— Work task —
Show each line in the listing below that contains the word "selected".

— Supplied information —
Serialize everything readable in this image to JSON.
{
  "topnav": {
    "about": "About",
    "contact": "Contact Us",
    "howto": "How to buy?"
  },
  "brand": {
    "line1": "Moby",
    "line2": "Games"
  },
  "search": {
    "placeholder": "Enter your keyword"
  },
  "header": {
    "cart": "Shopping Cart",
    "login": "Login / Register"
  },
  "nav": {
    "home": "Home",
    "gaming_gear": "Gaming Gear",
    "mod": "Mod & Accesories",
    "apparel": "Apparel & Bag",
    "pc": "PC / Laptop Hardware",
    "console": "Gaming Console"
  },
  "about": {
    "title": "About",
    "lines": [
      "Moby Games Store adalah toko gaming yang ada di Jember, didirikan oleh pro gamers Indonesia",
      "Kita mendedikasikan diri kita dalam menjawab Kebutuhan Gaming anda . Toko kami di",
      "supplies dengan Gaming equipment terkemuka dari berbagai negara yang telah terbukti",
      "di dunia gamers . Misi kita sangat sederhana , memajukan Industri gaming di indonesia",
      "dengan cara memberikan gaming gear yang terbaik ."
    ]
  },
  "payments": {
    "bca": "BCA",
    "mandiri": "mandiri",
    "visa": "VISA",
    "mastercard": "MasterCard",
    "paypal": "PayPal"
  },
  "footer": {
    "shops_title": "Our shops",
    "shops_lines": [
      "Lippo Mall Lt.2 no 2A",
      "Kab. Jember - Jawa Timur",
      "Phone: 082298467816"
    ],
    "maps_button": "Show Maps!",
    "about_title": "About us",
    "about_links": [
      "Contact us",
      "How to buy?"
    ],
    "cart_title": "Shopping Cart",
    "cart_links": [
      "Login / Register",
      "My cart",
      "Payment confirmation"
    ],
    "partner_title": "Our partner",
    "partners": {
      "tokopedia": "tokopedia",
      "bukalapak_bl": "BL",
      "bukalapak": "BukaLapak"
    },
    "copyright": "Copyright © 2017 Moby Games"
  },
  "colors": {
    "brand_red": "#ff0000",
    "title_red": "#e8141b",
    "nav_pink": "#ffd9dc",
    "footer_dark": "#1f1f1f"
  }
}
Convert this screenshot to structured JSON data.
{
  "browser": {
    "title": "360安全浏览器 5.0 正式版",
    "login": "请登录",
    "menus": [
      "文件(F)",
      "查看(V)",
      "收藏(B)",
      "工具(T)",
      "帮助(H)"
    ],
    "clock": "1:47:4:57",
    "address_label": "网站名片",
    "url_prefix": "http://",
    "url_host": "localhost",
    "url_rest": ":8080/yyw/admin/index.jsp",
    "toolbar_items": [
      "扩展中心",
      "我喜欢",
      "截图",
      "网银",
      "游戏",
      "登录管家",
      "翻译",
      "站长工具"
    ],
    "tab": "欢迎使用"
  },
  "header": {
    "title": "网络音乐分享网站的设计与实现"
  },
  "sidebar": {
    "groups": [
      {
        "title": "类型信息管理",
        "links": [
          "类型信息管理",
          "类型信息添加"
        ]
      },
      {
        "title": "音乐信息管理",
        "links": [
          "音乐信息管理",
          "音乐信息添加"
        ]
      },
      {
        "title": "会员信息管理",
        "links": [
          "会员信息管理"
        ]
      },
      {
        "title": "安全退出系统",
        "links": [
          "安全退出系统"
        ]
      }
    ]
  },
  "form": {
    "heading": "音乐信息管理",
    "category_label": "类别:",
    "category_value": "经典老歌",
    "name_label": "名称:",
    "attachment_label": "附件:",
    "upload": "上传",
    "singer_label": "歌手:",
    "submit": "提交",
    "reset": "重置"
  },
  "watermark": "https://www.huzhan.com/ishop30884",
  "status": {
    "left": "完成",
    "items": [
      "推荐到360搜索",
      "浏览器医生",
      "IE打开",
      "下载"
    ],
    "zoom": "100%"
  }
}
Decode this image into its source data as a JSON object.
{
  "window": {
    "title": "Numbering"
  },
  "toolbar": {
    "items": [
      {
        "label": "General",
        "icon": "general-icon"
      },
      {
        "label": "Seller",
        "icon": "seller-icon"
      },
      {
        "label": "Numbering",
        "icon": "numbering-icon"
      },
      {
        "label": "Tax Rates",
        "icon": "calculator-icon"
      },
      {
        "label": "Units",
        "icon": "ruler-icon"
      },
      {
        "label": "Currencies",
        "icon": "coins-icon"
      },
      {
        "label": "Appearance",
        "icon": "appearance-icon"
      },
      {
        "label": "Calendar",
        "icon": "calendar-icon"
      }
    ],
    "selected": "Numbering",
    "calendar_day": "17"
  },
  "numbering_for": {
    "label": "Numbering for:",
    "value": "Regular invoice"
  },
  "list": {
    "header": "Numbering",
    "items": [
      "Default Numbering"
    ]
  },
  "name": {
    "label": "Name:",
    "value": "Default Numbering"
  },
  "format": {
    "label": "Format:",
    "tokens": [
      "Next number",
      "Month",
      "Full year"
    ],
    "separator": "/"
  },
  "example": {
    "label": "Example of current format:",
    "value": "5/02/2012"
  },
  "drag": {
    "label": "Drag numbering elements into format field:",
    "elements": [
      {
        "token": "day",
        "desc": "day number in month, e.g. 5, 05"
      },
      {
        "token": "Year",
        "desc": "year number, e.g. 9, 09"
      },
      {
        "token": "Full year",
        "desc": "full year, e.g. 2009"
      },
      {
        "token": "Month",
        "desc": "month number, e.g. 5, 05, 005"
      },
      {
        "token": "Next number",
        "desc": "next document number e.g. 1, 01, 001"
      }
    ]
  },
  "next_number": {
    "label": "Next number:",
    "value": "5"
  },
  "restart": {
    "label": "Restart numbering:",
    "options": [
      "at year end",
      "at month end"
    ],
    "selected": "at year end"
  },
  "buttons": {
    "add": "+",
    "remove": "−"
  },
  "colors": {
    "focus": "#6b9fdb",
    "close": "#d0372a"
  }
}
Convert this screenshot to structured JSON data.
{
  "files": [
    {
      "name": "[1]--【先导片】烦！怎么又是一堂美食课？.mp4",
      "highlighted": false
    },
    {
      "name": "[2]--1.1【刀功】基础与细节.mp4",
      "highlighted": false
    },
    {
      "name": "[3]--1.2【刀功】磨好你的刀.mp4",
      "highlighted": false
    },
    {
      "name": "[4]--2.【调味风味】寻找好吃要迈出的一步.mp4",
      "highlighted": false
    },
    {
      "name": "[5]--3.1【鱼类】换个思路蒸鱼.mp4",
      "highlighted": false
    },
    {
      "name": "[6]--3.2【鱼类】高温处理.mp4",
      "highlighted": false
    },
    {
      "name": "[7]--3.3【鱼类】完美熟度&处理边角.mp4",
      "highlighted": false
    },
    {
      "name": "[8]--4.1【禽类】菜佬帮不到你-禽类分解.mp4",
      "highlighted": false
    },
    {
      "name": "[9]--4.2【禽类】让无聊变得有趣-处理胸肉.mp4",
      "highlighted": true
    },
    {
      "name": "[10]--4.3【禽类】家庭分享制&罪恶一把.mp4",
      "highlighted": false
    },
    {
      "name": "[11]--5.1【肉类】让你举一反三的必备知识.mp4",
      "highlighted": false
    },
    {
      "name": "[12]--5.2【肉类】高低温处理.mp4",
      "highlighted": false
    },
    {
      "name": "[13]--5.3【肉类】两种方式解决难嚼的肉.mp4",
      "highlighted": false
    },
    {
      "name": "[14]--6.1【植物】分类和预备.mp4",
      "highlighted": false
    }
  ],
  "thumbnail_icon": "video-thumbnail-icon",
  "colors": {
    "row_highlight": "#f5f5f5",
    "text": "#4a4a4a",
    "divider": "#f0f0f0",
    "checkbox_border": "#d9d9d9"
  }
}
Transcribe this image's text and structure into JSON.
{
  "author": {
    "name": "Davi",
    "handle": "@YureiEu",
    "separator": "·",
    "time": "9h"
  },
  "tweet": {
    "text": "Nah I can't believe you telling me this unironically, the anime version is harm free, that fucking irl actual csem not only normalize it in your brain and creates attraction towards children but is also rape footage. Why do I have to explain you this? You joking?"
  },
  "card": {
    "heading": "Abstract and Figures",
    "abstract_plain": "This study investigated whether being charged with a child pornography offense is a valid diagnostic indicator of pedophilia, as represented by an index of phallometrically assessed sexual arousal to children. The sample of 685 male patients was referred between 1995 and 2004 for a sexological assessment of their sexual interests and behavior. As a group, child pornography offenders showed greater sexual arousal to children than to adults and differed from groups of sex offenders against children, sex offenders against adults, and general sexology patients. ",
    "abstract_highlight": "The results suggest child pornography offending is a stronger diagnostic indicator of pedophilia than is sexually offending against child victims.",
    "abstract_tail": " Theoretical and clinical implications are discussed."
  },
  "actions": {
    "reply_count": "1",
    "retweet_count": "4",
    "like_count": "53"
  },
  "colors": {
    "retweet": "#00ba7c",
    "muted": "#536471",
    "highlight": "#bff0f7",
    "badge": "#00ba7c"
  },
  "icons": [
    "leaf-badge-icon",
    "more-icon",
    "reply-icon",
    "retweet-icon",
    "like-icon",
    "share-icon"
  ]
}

— Expected answer —
    "selected": "Numbering",
    "selected": "at year end"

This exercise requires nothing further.